• Problem requirements: The answer is one number. Say how many lines in the entries below include the word "JSON".

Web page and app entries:
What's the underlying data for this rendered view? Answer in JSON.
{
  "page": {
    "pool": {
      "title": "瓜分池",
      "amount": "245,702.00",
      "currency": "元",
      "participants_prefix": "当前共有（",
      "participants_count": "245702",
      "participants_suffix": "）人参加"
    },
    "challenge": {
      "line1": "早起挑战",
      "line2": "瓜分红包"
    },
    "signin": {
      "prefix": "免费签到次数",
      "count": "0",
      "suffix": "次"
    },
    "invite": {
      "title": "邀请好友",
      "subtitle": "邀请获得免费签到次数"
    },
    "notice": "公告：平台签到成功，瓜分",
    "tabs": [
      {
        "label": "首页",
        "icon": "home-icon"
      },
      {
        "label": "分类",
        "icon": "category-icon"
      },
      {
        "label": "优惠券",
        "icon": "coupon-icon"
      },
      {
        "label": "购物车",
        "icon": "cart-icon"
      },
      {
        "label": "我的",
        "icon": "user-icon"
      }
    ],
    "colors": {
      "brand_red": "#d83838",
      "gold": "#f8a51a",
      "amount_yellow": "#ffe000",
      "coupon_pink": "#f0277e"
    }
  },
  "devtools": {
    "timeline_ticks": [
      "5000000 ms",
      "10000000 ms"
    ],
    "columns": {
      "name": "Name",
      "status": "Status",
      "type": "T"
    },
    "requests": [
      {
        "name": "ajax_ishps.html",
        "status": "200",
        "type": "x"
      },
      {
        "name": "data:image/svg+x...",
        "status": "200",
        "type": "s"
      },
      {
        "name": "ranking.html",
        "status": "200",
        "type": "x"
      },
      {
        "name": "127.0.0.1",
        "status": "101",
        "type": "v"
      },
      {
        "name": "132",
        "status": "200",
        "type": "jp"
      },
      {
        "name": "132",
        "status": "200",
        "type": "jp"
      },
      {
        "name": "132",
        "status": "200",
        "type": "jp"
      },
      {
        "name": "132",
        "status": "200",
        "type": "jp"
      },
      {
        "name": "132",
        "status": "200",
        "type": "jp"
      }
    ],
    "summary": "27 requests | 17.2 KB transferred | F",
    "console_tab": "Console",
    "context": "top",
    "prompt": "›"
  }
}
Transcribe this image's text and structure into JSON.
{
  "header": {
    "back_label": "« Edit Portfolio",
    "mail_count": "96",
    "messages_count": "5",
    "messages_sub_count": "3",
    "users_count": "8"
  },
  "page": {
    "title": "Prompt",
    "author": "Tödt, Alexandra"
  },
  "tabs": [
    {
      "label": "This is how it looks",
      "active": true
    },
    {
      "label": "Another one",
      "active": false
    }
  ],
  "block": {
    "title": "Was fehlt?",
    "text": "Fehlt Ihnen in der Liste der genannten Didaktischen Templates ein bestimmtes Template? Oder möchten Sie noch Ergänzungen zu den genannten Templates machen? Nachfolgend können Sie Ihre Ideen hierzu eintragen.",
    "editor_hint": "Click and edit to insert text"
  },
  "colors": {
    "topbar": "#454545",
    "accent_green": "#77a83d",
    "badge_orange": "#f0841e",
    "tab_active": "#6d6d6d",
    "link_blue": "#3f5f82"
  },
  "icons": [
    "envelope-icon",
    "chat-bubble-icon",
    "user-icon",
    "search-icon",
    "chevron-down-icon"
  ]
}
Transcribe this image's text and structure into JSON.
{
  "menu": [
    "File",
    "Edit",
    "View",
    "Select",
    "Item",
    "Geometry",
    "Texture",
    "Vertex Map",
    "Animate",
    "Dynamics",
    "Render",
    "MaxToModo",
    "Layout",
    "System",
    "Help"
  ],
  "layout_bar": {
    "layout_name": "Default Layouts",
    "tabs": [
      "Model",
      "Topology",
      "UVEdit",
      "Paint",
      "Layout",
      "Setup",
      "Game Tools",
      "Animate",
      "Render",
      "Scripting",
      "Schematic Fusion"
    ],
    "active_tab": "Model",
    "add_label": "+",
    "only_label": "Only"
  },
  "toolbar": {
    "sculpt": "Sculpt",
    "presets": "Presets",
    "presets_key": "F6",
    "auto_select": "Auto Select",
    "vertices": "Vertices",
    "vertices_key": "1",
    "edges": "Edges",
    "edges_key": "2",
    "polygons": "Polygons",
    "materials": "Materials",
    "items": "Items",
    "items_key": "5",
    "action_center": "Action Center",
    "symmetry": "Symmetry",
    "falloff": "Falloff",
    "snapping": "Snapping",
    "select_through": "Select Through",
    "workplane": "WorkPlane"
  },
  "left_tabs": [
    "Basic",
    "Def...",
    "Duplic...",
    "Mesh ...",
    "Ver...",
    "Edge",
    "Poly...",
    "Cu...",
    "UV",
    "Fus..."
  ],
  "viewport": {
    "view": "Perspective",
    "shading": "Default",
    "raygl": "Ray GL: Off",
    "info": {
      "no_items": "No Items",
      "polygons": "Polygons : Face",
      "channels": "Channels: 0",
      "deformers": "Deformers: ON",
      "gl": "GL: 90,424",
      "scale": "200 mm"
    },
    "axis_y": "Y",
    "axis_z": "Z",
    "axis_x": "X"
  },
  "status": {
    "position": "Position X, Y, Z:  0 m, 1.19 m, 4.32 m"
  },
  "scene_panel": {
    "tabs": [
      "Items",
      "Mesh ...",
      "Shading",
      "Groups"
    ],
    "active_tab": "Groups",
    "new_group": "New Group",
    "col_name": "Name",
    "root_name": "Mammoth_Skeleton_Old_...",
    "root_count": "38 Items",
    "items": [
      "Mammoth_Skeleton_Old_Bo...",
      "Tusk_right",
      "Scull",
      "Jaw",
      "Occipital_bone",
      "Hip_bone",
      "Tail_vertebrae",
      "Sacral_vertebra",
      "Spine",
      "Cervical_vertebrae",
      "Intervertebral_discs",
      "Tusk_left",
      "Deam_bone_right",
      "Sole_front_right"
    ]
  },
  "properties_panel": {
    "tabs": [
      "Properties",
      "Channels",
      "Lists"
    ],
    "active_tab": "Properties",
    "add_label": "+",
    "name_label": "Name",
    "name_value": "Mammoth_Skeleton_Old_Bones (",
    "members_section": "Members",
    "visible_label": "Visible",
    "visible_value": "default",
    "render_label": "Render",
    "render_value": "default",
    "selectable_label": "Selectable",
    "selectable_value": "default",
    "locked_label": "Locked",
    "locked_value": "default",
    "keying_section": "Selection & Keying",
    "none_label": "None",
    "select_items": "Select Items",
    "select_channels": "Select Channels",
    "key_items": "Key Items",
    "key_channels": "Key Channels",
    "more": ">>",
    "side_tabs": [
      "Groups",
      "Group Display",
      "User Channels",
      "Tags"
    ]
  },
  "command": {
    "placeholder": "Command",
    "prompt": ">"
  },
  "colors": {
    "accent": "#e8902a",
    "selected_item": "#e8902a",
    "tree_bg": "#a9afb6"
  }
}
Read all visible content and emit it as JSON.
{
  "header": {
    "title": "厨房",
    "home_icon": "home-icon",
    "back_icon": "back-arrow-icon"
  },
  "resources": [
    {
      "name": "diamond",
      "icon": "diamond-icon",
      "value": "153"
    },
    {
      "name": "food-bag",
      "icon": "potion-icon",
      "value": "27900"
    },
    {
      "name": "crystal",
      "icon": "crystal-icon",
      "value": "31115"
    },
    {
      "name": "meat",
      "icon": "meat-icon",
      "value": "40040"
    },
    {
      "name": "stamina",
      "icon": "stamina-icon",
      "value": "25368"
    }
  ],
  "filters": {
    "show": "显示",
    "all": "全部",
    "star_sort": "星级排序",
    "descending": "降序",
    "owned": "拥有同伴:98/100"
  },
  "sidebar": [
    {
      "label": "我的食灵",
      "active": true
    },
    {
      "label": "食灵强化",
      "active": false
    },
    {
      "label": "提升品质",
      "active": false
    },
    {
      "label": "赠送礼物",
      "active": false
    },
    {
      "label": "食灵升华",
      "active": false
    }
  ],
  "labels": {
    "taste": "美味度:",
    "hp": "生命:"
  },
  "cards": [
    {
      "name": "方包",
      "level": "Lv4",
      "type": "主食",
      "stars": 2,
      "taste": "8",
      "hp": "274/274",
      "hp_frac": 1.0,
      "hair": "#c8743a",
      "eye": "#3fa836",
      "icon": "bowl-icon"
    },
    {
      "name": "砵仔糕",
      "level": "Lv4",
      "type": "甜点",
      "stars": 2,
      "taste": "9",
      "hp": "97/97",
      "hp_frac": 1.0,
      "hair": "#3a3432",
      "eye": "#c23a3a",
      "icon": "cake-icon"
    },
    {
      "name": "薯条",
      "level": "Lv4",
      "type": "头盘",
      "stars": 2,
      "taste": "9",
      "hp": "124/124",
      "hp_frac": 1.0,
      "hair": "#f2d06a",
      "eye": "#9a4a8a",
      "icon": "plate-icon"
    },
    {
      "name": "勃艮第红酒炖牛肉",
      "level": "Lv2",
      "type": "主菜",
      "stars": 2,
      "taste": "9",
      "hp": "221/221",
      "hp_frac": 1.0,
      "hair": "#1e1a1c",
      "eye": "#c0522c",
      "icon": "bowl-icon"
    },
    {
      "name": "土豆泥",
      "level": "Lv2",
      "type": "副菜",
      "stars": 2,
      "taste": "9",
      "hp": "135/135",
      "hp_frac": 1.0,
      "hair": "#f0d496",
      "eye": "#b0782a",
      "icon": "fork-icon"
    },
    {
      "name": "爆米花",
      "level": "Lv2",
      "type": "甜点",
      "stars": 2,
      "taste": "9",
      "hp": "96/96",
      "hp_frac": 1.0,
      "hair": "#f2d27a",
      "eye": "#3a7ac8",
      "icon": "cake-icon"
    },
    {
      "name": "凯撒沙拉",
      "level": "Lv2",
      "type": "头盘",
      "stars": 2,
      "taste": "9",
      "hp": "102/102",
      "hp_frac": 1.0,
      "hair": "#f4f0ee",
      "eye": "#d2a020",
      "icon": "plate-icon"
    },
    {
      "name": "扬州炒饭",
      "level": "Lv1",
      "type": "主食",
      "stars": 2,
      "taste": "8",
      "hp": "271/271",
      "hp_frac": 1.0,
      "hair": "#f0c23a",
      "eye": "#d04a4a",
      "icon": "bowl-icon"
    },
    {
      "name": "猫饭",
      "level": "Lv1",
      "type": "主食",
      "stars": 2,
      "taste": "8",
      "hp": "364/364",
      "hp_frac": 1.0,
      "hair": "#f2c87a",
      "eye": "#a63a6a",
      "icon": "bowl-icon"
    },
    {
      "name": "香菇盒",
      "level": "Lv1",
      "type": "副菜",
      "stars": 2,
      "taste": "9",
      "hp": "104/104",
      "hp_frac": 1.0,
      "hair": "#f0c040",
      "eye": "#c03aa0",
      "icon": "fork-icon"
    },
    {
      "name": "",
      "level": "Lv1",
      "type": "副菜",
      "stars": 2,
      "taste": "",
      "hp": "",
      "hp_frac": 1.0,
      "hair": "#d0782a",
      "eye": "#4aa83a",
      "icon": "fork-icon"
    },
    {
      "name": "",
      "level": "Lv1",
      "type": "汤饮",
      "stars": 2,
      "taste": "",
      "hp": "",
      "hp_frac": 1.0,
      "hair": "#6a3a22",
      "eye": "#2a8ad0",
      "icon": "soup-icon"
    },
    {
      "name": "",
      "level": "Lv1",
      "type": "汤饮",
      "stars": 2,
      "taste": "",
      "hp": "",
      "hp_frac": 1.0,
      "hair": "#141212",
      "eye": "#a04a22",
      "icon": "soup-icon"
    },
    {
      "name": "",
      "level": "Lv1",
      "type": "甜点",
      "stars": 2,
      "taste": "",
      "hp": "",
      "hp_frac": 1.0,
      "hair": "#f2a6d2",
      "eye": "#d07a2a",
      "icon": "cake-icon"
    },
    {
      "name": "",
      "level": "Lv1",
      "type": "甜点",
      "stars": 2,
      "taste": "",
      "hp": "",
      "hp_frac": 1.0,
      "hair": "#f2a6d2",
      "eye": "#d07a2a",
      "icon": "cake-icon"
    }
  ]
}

• Answer space: 4